> _Try it_: The records follow. Count the lines holding "title" and give only the number.

> _Supplied material_:

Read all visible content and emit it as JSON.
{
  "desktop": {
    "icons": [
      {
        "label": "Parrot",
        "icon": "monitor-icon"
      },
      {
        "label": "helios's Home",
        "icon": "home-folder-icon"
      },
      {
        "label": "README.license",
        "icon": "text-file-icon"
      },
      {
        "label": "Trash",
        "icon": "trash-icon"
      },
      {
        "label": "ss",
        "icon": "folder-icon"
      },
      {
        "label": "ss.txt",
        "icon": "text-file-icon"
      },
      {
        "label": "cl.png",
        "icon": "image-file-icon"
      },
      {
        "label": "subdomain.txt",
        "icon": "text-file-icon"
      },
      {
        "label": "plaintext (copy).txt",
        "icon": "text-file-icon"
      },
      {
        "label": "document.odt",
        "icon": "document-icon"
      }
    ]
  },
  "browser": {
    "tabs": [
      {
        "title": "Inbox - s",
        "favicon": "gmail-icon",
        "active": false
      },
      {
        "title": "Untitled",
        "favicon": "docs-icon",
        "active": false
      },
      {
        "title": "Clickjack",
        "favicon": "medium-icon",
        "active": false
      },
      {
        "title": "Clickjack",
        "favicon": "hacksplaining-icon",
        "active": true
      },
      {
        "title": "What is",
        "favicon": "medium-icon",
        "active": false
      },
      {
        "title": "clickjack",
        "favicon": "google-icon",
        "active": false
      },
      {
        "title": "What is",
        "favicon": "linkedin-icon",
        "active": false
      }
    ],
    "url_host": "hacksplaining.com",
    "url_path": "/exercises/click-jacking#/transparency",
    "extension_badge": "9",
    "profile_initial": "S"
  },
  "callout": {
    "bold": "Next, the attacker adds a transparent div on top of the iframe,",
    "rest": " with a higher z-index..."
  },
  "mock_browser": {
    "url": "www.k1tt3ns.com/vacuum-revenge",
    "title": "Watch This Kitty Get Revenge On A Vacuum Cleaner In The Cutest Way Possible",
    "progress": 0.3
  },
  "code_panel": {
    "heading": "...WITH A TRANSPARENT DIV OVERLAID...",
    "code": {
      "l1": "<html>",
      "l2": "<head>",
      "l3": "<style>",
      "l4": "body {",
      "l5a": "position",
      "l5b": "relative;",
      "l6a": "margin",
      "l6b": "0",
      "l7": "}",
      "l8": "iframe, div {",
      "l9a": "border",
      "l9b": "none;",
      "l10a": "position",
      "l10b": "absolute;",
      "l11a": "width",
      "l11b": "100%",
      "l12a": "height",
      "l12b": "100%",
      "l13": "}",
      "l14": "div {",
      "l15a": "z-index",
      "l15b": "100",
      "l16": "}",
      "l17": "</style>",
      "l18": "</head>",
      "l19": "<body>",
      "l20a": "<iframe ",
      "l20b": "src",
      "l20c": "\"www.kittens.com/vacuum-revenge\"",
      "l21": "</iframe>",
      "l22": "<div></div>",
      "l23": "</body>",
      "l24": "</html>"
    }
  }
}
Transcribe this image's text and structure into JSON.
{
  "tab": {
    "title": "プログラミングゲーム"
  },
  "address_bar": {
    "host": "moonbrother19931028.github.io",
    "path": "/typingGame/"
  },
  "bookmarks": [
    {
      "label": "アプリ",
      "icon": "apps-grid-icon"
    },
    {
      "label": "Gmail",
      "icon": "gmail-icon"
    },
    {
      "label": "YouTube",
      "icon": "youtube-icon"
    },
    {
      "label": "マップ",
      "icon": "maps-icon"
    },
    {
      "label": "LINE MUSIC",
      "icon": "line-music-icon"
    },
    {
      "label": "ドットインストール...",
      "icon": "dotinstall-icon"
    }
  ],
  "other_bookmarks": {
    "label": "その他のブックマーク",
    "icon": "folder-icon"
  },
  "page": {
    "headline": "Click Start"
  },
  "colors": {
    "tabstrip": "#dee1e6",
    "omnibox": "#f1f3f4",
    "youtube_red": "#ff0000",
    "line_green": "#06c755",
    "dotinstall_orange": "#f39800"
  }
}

> _Exercise response_: 9